**Your instructions**.
Return each entry exactly, omitting nothing.

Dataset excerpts

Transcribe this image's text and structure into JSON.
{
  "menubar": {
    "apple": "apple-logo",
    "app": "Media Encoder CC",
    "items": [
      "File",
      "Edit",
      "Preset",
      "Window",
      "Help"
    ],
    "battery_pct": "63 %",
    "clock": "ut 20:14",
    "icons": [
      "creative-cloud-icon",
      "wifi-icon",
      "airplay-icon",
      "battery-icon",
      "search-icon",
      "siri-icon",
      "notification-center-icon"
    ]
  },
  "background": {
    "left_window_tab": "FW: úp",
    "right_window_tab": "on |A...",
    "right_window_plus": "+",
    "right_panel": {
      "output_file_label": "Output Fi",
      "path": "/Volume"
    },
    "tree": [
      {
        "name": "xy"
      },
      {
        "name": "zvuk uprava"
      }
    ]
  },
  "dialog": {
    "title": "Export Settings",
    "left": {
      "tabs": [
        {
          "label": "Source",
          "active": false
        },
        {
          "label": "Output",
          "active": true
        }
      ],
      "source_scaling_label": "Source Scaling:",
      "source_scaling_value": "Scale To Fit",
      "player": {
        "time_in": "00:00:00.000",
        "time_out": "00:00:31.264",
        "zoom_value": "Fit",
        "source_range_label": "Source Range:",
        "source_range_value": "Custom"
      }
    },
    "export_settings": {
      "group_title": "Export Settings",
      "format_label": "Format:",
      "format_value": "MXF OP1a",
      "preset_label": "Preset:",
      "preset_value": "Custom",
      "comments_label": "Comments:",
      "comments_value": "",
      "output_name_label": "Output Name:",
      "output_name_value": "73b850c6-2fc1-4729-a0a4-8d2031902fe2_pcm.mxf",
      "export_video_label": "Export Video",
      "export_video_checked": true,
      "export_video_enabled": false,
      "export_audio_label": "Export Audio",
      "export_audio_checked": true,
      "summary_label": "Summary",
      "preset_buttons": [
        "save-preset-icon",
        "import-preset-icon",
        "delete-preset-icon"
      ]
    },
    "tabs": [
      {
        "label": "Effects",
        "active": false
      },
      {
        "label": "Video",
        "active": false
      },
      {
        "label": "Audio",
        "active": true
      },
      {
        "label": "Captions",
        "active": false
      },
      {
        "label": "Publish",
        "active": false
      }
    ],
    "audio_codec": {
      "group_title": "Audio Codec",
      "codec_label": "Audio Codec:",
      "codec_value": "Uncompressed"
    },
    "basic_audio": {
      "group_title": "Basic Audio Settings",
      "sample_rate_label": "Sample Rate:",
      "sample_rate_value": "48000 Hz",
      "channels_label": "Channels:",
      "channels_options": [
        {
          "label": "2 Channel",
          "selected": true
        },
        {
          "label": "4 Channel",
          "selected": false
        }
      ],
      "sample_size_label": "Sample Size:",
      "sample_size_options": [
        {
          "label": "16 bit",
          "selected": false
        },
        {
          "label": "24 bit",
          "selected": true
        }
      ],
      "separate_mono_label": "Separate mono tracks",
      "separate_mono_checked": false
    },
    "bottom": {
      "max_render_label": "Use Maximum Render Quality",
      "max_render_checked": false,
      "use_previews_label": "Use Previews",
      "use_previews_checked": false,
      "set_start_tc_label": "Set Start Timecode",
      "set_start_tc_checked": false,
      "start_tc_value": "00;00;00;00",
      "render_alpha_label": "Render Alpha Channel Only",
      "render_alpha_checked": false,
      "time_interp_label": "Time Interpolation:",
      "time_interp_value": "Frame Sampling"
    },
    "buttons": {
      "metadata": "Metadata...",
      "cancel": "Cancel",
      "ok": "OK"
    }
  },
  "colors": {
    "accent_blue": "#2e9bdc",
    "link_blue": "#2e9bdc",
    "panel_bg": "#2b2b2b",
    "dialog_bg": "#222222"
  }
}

**Solution to this task**.
Transcribe this image's text and structure into JSON.
{
  "menubar": {
    "apple": "apple-logo",
    "app": "Media Encoder CC",
    "items": [
      "File",
      "Edit",
      "Preset",
      "Window",
      "Help"
    ],
    "battery_pct": "63 %",
    "clock": "ut 20:14",
    "icons": [
      "creative-cloud-icon",
      "wifi-icon",
      "airplay-icon",
      "battery-icon",
      "search-icon",
      "siri-icon",
      "notification-center-icon"
    ]
  },
  "background": {
    "left_window_tab": "FW: úp",
    "right_window_tab": "on |A...",
    "right_window_plus": "+",
    "right_panel": {
      "output_file_label": "Output Fi",
      "path": "/Volume"
    },
    "tree": [
      {
        "name": "xy"
      },
      {
        "name": "zvuk uprava"
      }
    ]
  },
  "dialog": {
    "title": "Export Settings",
    "left": {
      "tabs": [
        {
          "label": "Source",
          "active": false
        },
        {
          "label": "Output",
          "active": true
        }
      ],
      "source_scaling_label": "Source Scaling:",
      "source_scaling_value": "Scale To Fit",
      "player": {
        "time_in": "00:00:00.000",
        "time_out": "00:00:31.264",
        "zoom_value": "Fit",
        "source_range_label": "Source Range:",
        "source_range_value": "Custom"
      }
    },
    "export_settings": {
      "group_title": "Export Settings",
      "format_label": "Format:",
      "format_value": "MXF OP1a",
      "preset_label": "Preset:",
      "preset_value": "Custom",
      "comments_label": "Comments:",
      "comments_value": "",
      "output_name_label": "Output Name:",
      "output_name_value": "73b850c6-2fc1-4729-a0a4-8d2031902fe2_pcm.mxf",
      "export_video_label": "Export Video",
      "export_video_checked": true,
      "export_video_enabled": false,
      "export_audio_label": "Export Audio",
      "export_audio_checked": true,
      "summary_label": "Summary",
      "preset_buttons": [
        "save-preset-icon",
        "import-preset-icon",
        "delete-preset-icon"
      ]
    },
    "tabs": [
      {
        "label": "Effects",
        "active": false
      },
      {
        "label": "Video",
        "active": false
      },
      {
        "label": "Audio",
        "active": true
      },
      {
        "label": "Captions",
        "active": false
      },
      {
        "label": "Publish",
        "active": false
      }
    ],
    "audio_codec": {
      "group_title": "Audio Codec",
      "codec_label": "Audio Codec:",
      "codec_value": "Uncompressed"
    },
    "basic_audio": {
      "group_title": "Basic Audio Settings",
      "sample_rate_label": "Sample Rate:",
      "sample_rate_value": "48000 Hz",
      "channels_label": "Channels:",
      "channels_options": [
        {
          "label": "2 Channel",
          "selected": true
        },
        {
          "label": "4 Channel",
          "selected": false
        }
      ],
      "sample_size_label": "Sample Size:",
      "sample_size_options": [
        {
          "label": "16 bit",
          "selected": false
        },
        {
          "label": "24 bit",
          "selected": true
        }
      ],
      "separate_mono_label": "Separate mono tracks",
      "separate_mono_checked": false
    },
    "bottom": {
      "max_render_label": "Use Maximum Render Quality",
      "max_render_checked": false,
      "use_previews_label": "Use Previews",
      "use_previews_checked": false,
      "set_start_tc_label": "Set Start Timecode",
      "set_start_tc_checked": false,
      "start_tc_value": "00;00;00;00",
      "render_alpha_label": "Render Alpha Channel Only",
      "render_alpha_checked": false,
      "time_interp_label": "Time Interpolation:",
      "time_interp_value": "Frame Sampling"
    },
    "buttons": {
      "metadata": "Metadata...",
      "cancel": "Cancel",
      "ok": "OK"
    }
  },
  "colors": {
    "accent_blue": "#2e9bdc",
    "link_blue": "#2e9bdc",
    "panel_bg": "#2b2b2b",
    "dialog_bg": "#222222"
  }
}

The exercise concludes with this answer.